“Ultimately that’s something that President Putin has to do on his own,” Obama said. “But what we can do is make sure that we’ve increased the costs for actions that I think are not only destructive to Ukraine but ultimately are going to be destructive to Russia, as well.”
Treasury Secretary Jack Lew said the U.S. was prepared to go further “if Russia does not take steps to resolve this crisis.”
With the sanctioning of the three additional banks — Bank of Moscow, its parent VTB Bank and Russian Agriculture Bank — the United States has now targeted five of the top state-owned banks.
Senior White House officials were careful to note the administration was not seeking to hurt depositors, but rather the ability of state banks to sell their bonds, company stock or obtain new loans for periods longer than 90 days.
“Basically, they’re out of business in the long-term debt markets because all of that is supplied in the euro and the dollar,” said one official who briefed reporters under a White House-imposed condition of anonymity.
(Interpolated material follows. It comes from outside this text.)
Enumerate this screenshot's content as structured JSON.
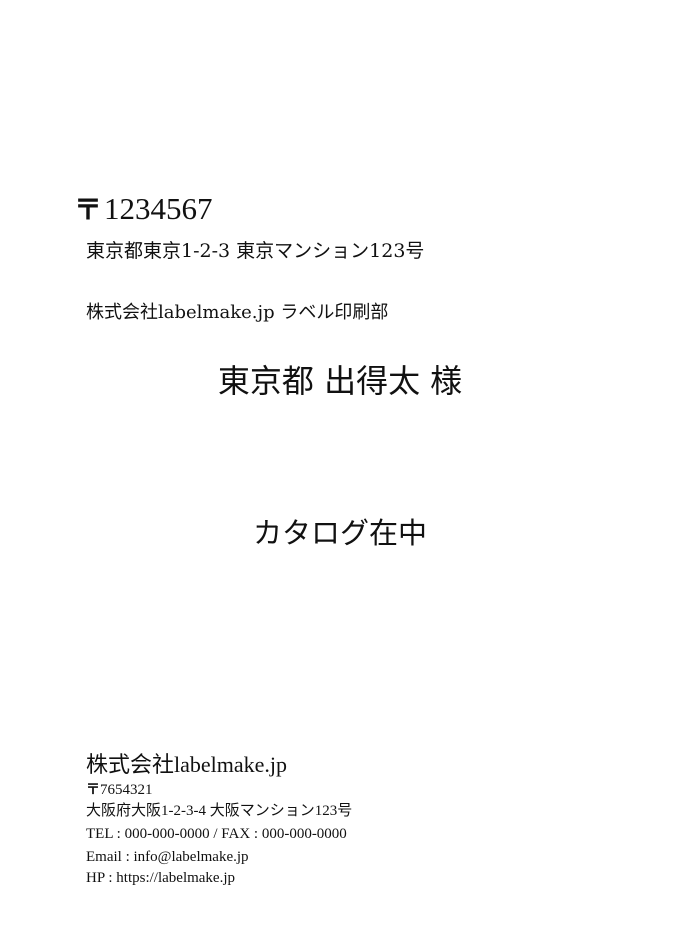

On its English-language web site, Bank of Moscow calls itself “one of the leading commercial banks in Russia.” It boasts that “all your dreams will come true with a Bank of Moscow cash loan.”
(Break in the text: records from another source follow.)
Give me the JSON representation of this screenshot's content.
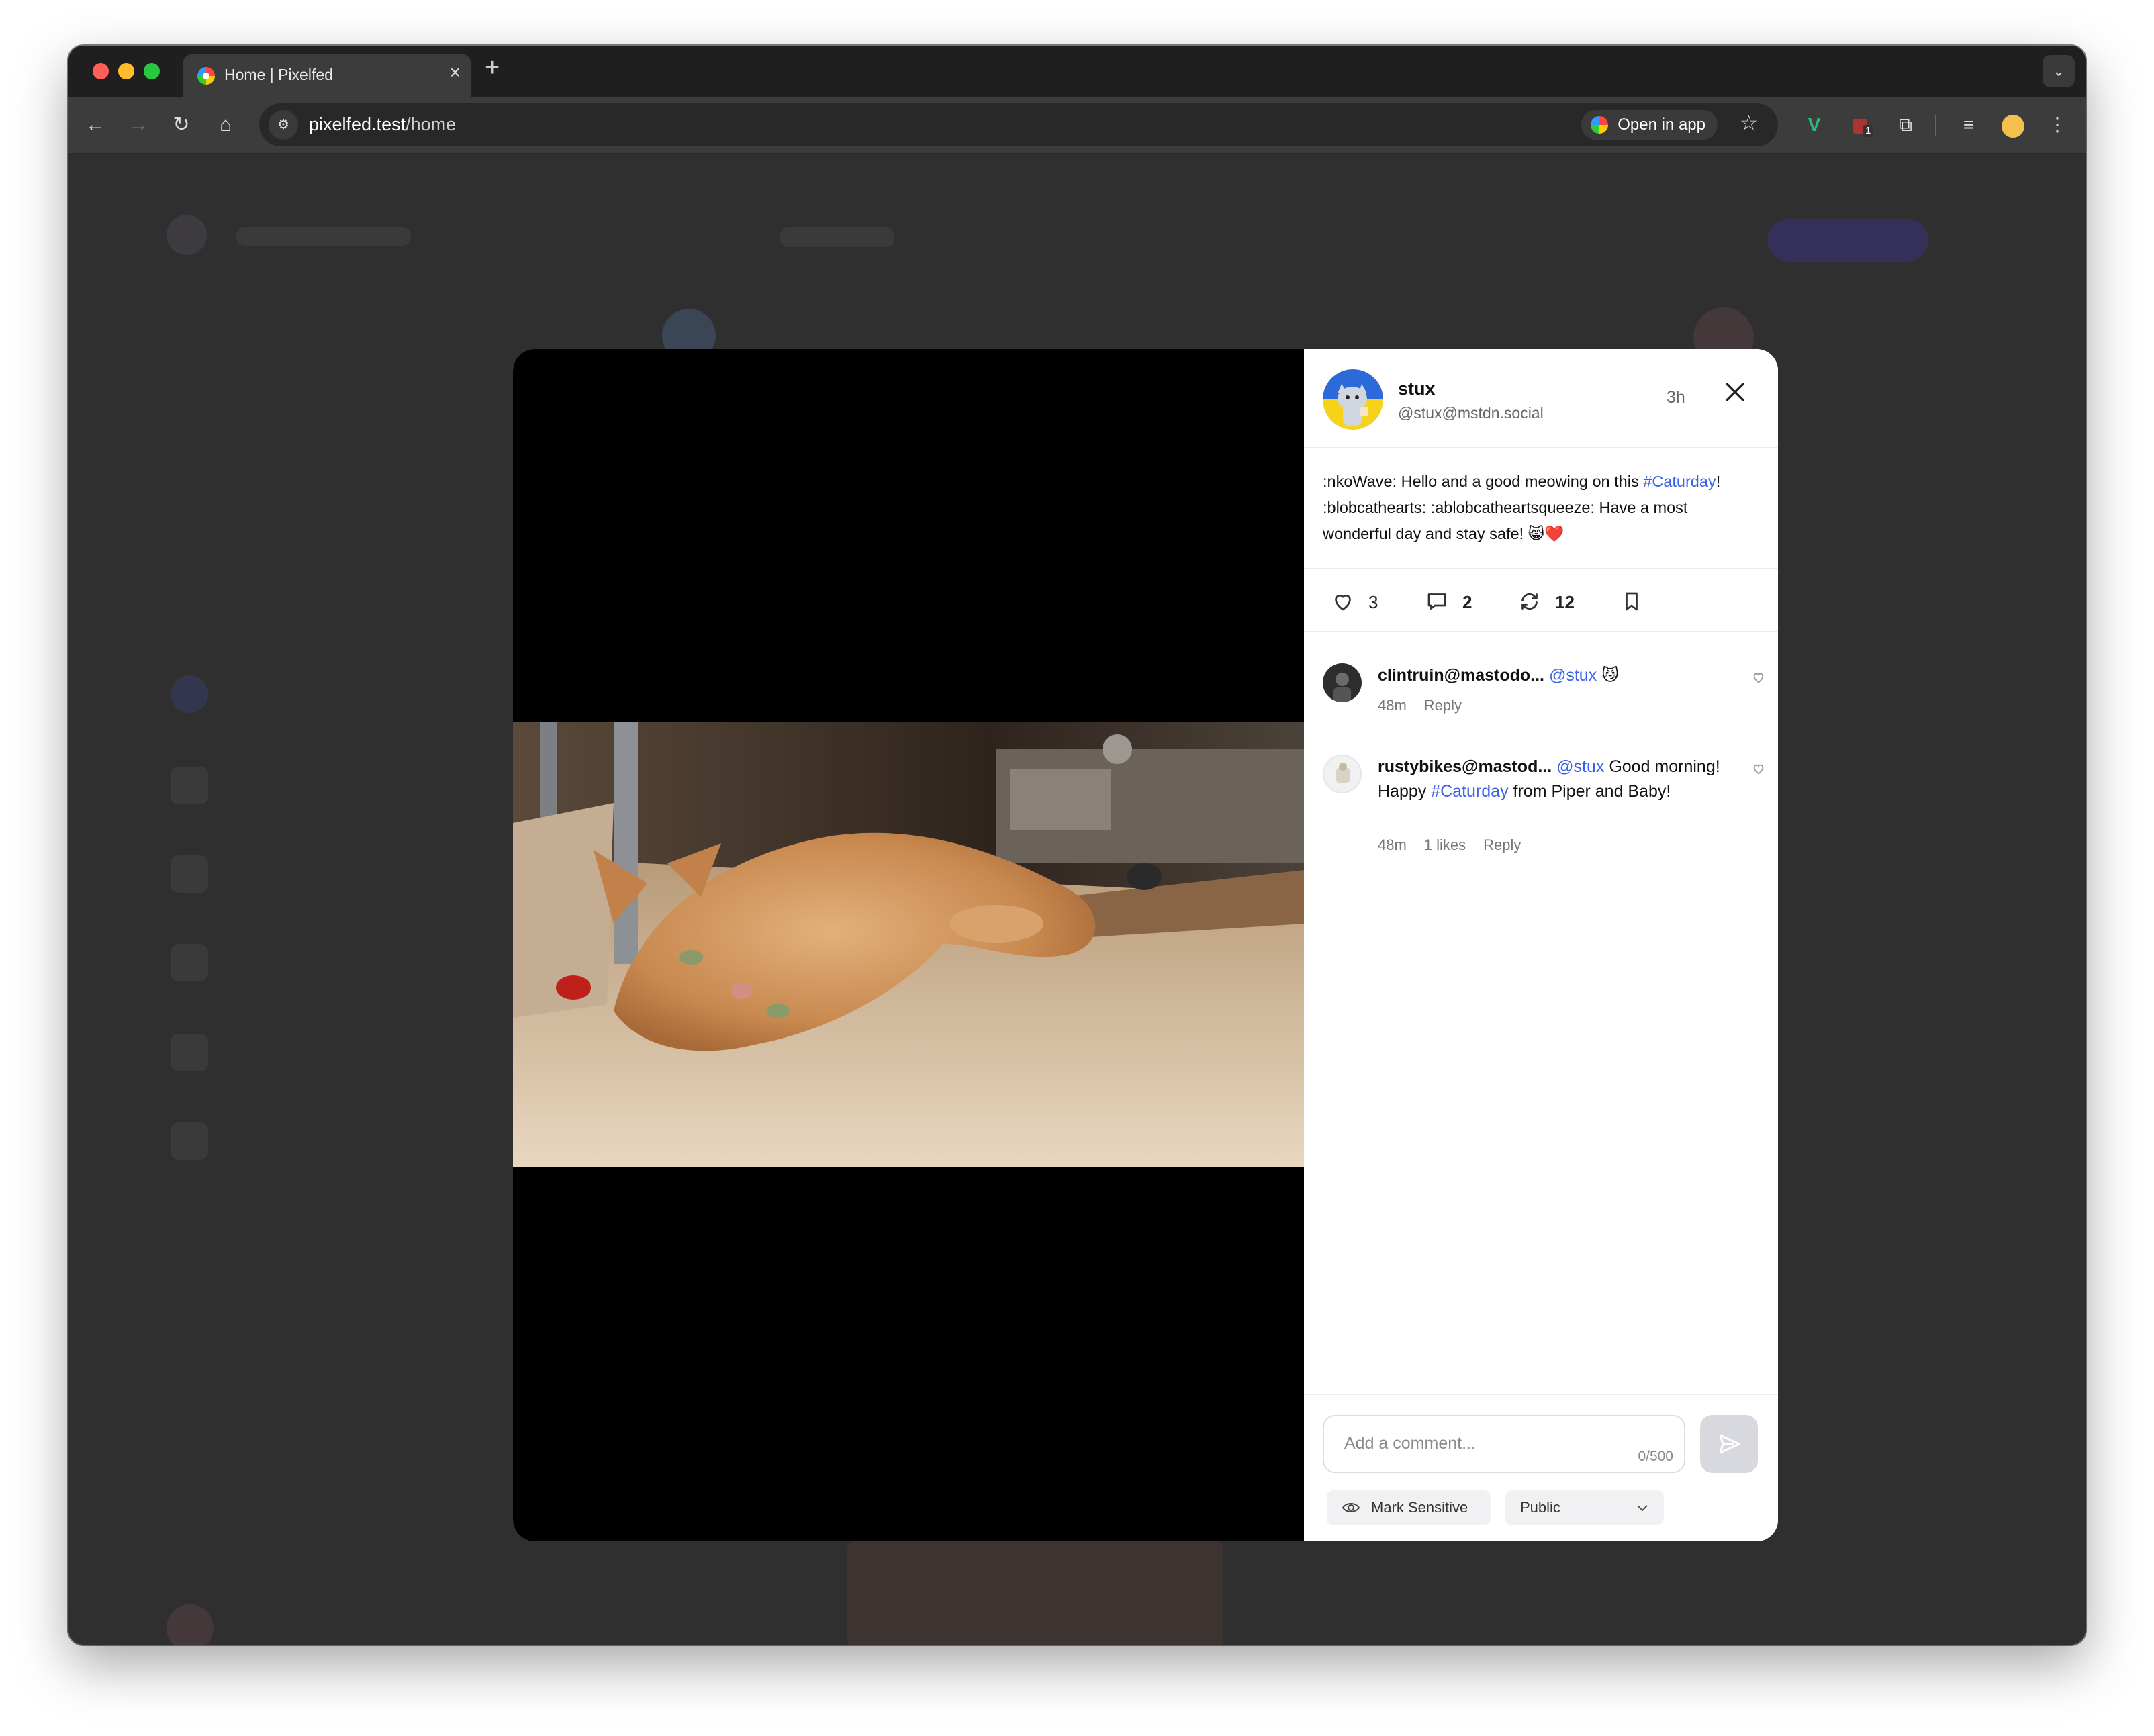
{
  "browser": {
    "tab_title": "Home | Pixelfed",
    "url_host": "pixelfed.test",
    "url_path": "/home",
    "open_in_app": "Open in app",
    "extension_badge": "1"
  },
  "post": {
    "author": "stux",
    "handle": "@stux@mstdn.social",
    "time": "3h",
    "caption": {
      "part1": ":nkoWave: Hello and a good meowing on this ",
      "hashtag": "#Caturday",
      "part2": "! :blobcathearts: :ablobcatheartsqueeze: Have a most wonderful day and stay safe! 😸❤️"
    },
    "likes": "3",
    "comments": "2",
    "shares": "12"
  },
  "comments": [
    {
      "user": "clintruin@mastodo...",
      "mention": "@stux",
      "text": " 😼",
      "time": "48m",
      "reply": "Reply"
    },
    {
      "user": "rustybikes@mastod...",
      "mention": "@stux",
      "text_before": " Good morning! Happy ",
      "hashtag": "#Caturday",
      "text_after": " from Piper and Baby!",
      "time": "48m",
      "likes": "1 likes",
      "reply": "Reply"
    }
  ],
  "composer": {
    "placeholder": "Add a comment...",
    "counter": "0/500",
    "mark_sensitive": "Mark Sensitive",
    "visibility": "Public"
  },
  "colors": {
    "link": "#3a62e8",
    "backdrop": "#2f2f2f",
    "chrome_dark": "#1f1f1f"
  }
}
Its financial statement provides a glimpse of how the U.S. and Europe hope to pressure Russia. The bank reported it’s the authorized bond dealer for the city of Moscow, that city’s financial agent and provides financing for regional and municipal governments.
Goldman Sachs purchased almost 3.9 percent of the bank in 2010 but sold it a year later.
The U.S. also will suspend all Export-Import Bank financing for deals in Russia, a move championed by House Financial Services Committee Chairman Jeb Hensarling, R-Texas, who called it “the right decision.”
Republicans have called for providing lethal military aid to Ukraine, but Obama called for resolving the crisis diplomatically, noting the Ukrainians are better armed than the separatists.
Ukraine’s new defense minister, Valeriy Heletey, renewed his government’s pleas for weapons from the United States in a call Monday with Defense Secretary Chuck Hagel.
Pentagon spokesman Rear Adm. John Kirby said the Defense Department is weighing the request and that night-vision goggles are on their way to Ukrainian forces, following the provision of other nonlethal materials including thermal-imaging equipment, Kevlar helmets, radios and robots that can defuse and dispose of bombs.
Clark and Hall reported from Washington, Schofield from Berlin. John Morwitz and James Rosen contributed from Washington.